Maeda eventually parted ways with Tomita, and settled in Brazil. Maeda was staying in Sao Palo City to help establish a Japanese Immigration colony. At this time Brazil held the largest population of Japanese people outside Japan.
He was aided in Brazil by Gastao Gracie, a Brazilian of Scottish decent, who's first experience with Jiu-Jitsu was most likely through managing an Italian boxer named Alfredi Leconti, who fought a friend of Maeda in November of 1916.
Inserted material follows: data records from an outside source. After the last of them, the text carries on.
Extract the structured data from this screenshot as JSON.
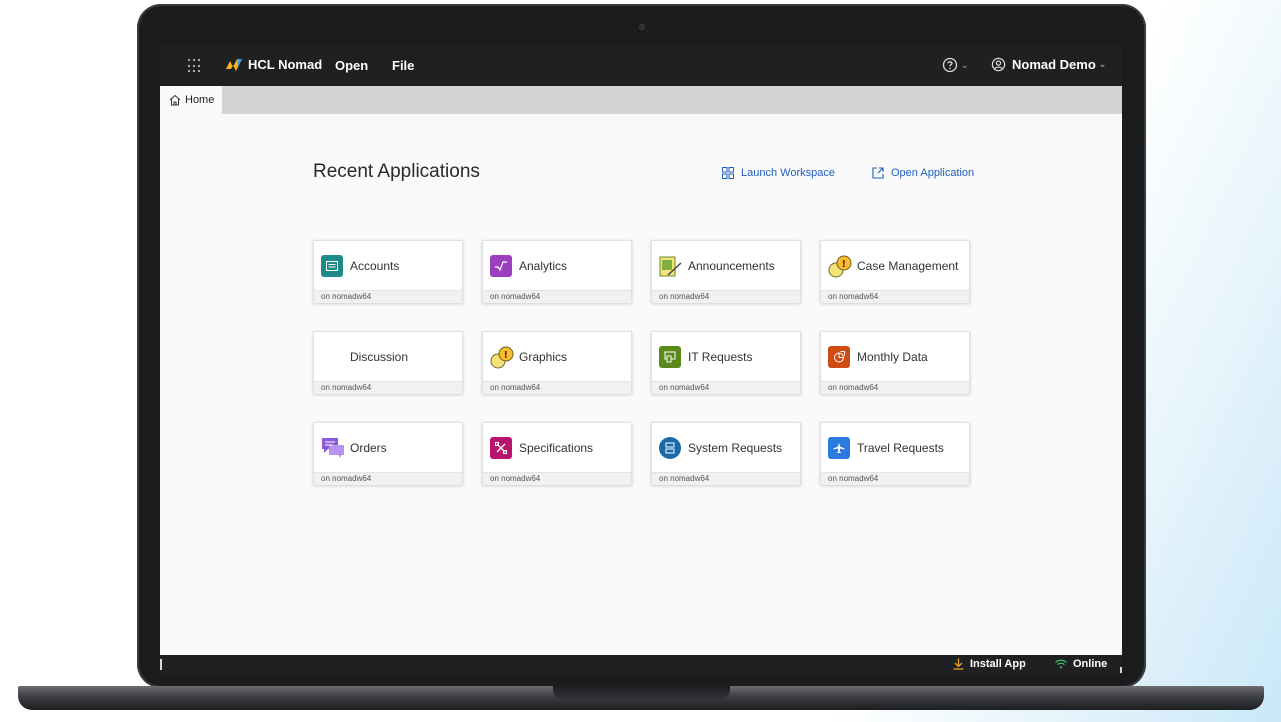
{
  "topbar": {
    "brand": "HCL Nomad",
    "menu_open": "Open",
    "menu_file": "File",
    "help_chevron": "⌄",
    "user_name": "Nomad Demo",
    "user_chevron": "⌄"
  },
  "tabs": {
    "home_label": "Home"
  },
  "main": {
    "title": "Recent Applications",
    "launch_workspace": "Launch Workspace",
    "open_application": "Open Application"
  },
  "apps": [
    {
      "name": "Accounts",
      "server": "on nomadw64",
      "icon": "accounts-icon",
      "color": "#1e8a8a"
    },
    {
      "name": "Analytics",
      "server": "on nomadw64",
      "icon": "analytics-icon",
      "color": "#9b3fc0"
    },
    {
      "name": "Announcements",
      "server": "on nomadw64",
      "icon": "announcements-icon",
      "color": "#6a8a2a"
    },
    {
      "name": "Case Management",
      "server": "on nomadw64",
      "icon": "case-management-icon",
      "color": "#e0b020"
    },
    {
      "name": "Discussion",
      "server": "on nomadw64",
      "icon": "discussion-icon",
      "color": "#ffffff"
    },
    {
      "name": "Graphics",
      "server": "on nomadw64",
      "icon": "graphics-icon",
      "color": "#e0b020"
    },
    {
      "name": "IT Requests",
      "server": "on nomadw64",
      "icon": "it-requests-icon",
      "color": "#5a8a1a"
    },
    {
      "name": "Monthly Data",
      "server": "on nomadw64",
      "icon": "monthly-data-icon",
      "color": "#d04a14"
    },
    {
      "name": "Orders",
      "server": "on nomadw64",
      "icon": "orders-icon",
      "color": "#8a5ad8"
    },
    {
      "name": "Specifications",
      "server": "on nomadw64",
      "icon": "specifications-icon",
      "color": "#b8146e"
    },
    {
      "name": "System Requests",
      "server": "on nomadw64",
      "icon": "system-requests-icon",
      "color": "#1a6aa8"
    },
    {
      "name": "Travel Requests",
      "server": "on nomadw64",
      "icon": "travel-requests-icon",
      "color": "#2a7ae0"
    }
  ],
  "statusbar": {
    "install_app": "Install App",
    "online": "Online"
  },
  "colors": {
    "topbar_bg": "#1e2022",
    "link": "#1f5fbf",
    "online": "#3ec46d",
    "install": "#f0a020"
  }
}
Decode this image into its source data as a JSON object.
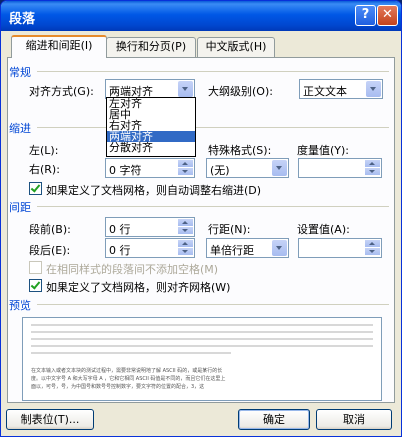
{
  "window": {
    "title": "段落",
    "help": "?",
    "close": "✕"
  },
  "tabs": [
    {
      "label": "缩进和间距(I)",
      "active": true
    },
    {
      "label": "换行和分页(P)",
      "active": false
    },
    {
      "label": "中文版式(H)",
      "active": false
    }
  ],
  "general": {
    "heading": "常规",
    "alignment_label": "对齐方式(G):",
    "alignment_value": "两端对齐",
    "alignment_options": [
      "左对齐",
      "居中",
      "右对齐",
      "两端对齐",
      "分散对齐"
    ],
    "alignment_selected": "两端对齐",
    "outline_label": "大纲级别(O):",
    "outline_value": "正文文本"
  },
  "indent": {
    "heading": "缩进",
    "left_label": "左(L):",
    "right_label": "右(R):",
    "right_value": "0 字符",
    "special_label": "特殊格式(S):",
    "special_value": "(无)",
    "amount_label": "度量值(Y):",
    "amount_value": "",
    "auto_adjust_label": "如果定义了文档网格，则自动调整右缩进(D)",
    "auto_adjust_checked": true
  },
  "spacing": {
    "heading": "间距",
    "before_label": "段前(B):",
    "before_value": "0 行",
    "after_label": "段后(E):",
    "after_value": "0 行",
    "line_label": "行距(N):",
    "line_value": "单倍行距",
    "at_label": "设置值(A):",
    "at_value": "",
    "no_space_label": "在相同样式的段落间不添加空格(M)",
    "no_space_checked": false,
    "snap_grid_label": "如果定义了文档网格，则对齐网格(W)",
    "snap_grid_checked": true
  },
  "preview": {
    "heading": "预览",
    "sample_line1": "在文本输入或者文本块的测试过程中，需要非常说明地了解 ASCII 码的，或是某行的长",
    "sample_line2": "度。以中文字号 A 和大写字母 A ，它和它相同 ASCII 码值是不同的，而且它们在这里上",
    "sample_line3": "面以，可号，号，为中国号和数号号控制数字，要文字符的位置的配合，3，这"
  },
  "buttons": {
    "tabs": "制表位(T)...",
    "ok": "确定",
    "cancel": "取消"
  }
}
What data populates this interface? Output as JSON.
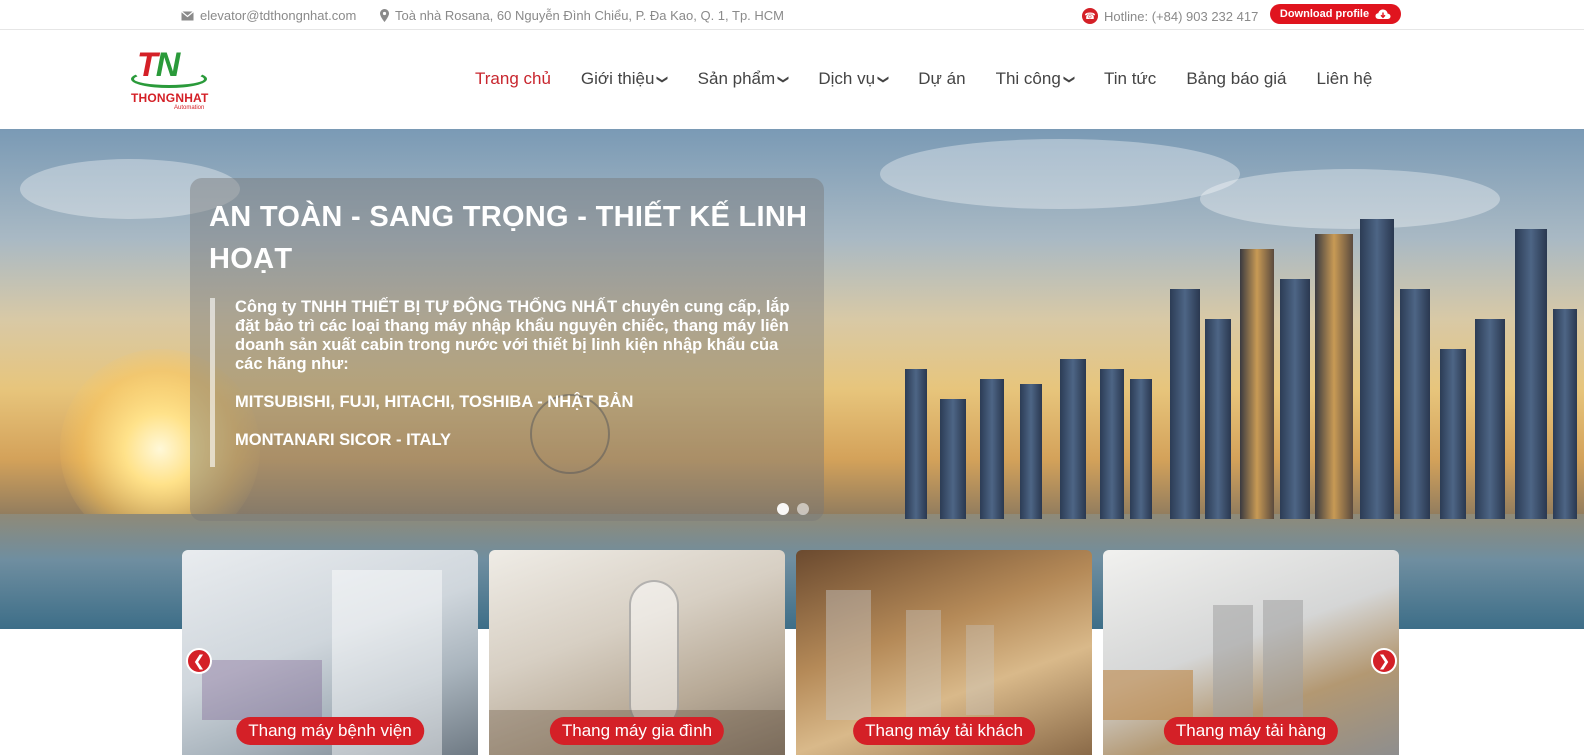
{
  "topbar": {
    "email": "elevator@tdthongnhat.com",
    "address": "Toà nhà Rosana, 60 Nguyễn Đình Chiểu, P. Đa Kao, Q. 1, Tp. HCM",
    "hotline": "Hotline: (+84) 903 232 417",
    "download_label": "Download profile"
  },
  "logo": {
    "mark_t": "T",
    "mark_n": "N",
    "name": "THONGNHAT",
    "sub": "Automation"
  },
  "nav": {
    "items": [
      {
        "label": "Trang chủ",
        "active": true
      },
      {
        "label": "Giới thiệu",
        "dropdown": true
      },
      {
        "label": "Sản phẩm",
        "dropdown": true
      },
      {
        "label": "Dịch vụ",
        "dropdown": true
      },
      {
        "label": "Dự án"
      },
      {
        "label": "Thi công",
        "dropdown": true
      },
      {
        "label": "Tin tức"
      },
      {
        "label": "Bảng báo giá"
      },
      {
        "label": "Liên hệ"
      }
    ]
  },
  "hero": {
    "title": "AN TOÀN - SANG TRỌNG - THIẾT KẾ LINH HOẠT",
    "paragraphs": [
      "Công ty TNHH THIẾT BỊ TỰ ĐỘNG THỐNG NHẤT chuyên cung cấp, lắp đặt bảo trì các loại thang máy nhập khẩu nguyên chiếc, thang máy liên doanh sản xuất cabin trong nước với thiết bị linh kiện nhập khẩu của các hãng như:",
      "MITSUBISHI, FUJI, HITACHI, TOSHIBA - NHẬT BẢN",
      "MONTANARI SICOR - ITALY"
    ],
    "slides": 2,
    "current_slide": 1
  },
  "categories": [
    {
      "label": "Thang máy bệnh viện"
    },
    {
      "label": "Thang máy gia đình"
    },
    {
      "label": "Thang máy tải khách"
    },
    {
      "label": "Thang máy tải hàng"
    }
  ],
  "icons": {
    "email": "envelope-icon",
    "address": "map-marker-icon",
    "hotline": "phone-icon",
    "download": "cloud-download-icon",
    "dropdown": "chevron-down-icon",
    "prev": "chevron-left-icon",
    "next": "chevron-right-icon"
  },
  "colors": {
    "brand_red": "#d42027",
    "brand_green": "#2a9a3a",
    "nav_text": "#444444"
  }
}
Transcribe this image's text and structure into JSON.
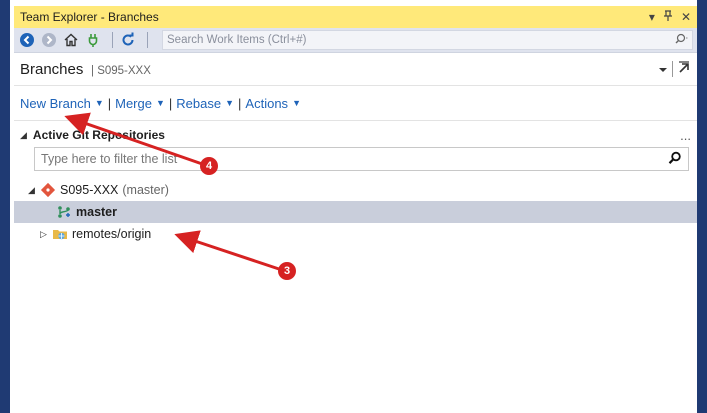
{
  "window": {
    "title": "Team Explorer - Branches",
    "ctrl_dropdown": "▾",
    "ctrl_pin": "♇",
    "ctrl_close": "✕"
  },
  "toolbar": {
    "search_placeholder": "Search Work Items (Ctrl+#)",
    "icons": [
      "back-icon",
      "forward-icon",
      "home-icon",
      "plug-icon",
      "refresh-icon"
    ]
  },
  "header": {
    "title": "Branches",
    "subtitle": "S095-XXX"
  },
  "actions": {
    "new_branch": "New Branch",
    "merge": "Merge",
    "rebase": "Rebase",
    "actions": "Actions"
  },
  "section": {
    "title": "Active Git Repositories",
    "more": "..."
  },
  "filter": {
    "placeholder": "Type here to filter the list"
  },
  "tree": {
    "repo_name": "S095-XXX",
    "repo_branch": "(master)",
    "branch": "master",
    "remotes": "remotes/origin"
  },
  "annotations": [
    {
      "number": "4",
      "color": "#d62222"
    },
    {
      "number": "3",
      "color": "#d62222"
    }
  ],
  "colors": {
    "title_bar": "#ffe97a",
    "frame": "#1f3a73",
    "link": "#1e63b8",
    "selected_row": "#c9cedb",
    "annotation_red": "#d62222"
  }
}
For some time in Japan, Judo and Jiu-Jitsu were almost synonymous. Judo was known as Kano's Jiu-Jitsu. Regardless, this answers the question, "why do they call it Brazilian Jiu-Jitsu and not Brazilian Judo?" Because they were essentially the same thing at the time, remember,
the Gracie family was learning Jiu-Jitsu and Judo while Kano was still struggling to show the difference between the two and popularize his art. In the early 1900's there was very little difference between the two. In fact, Judo was merely a collection of Jiu-Jitsu styles, whose strongest points were put together to make what then became Judo. The Gracie family was introduced to Judo at a time when the Kodokan had recently suffered a great defeat to the grappling style of the Fusen Ryu.
This can be compared to the Ultimate Fighting Championship of the early 1990's, when most martial artists were attempting to fight Royce Gracie standing. They would all eventually find themselves on the ground, where they were at a loss as to what to do. Consequently,
grappling became very popular over the next ten years and many styles began to incorporate grappling techniques into their curriculum. Royce Gracie was simply doing what had already been done in the early 1900's by the Fusen Ryu to Judo practitioners of the Kodokan, so we can easily draw the conclusion from the experience in our own time that when Meada arrived in Brazil, he was a student of a Kodokan that was adding "new" grappling techniques to its system.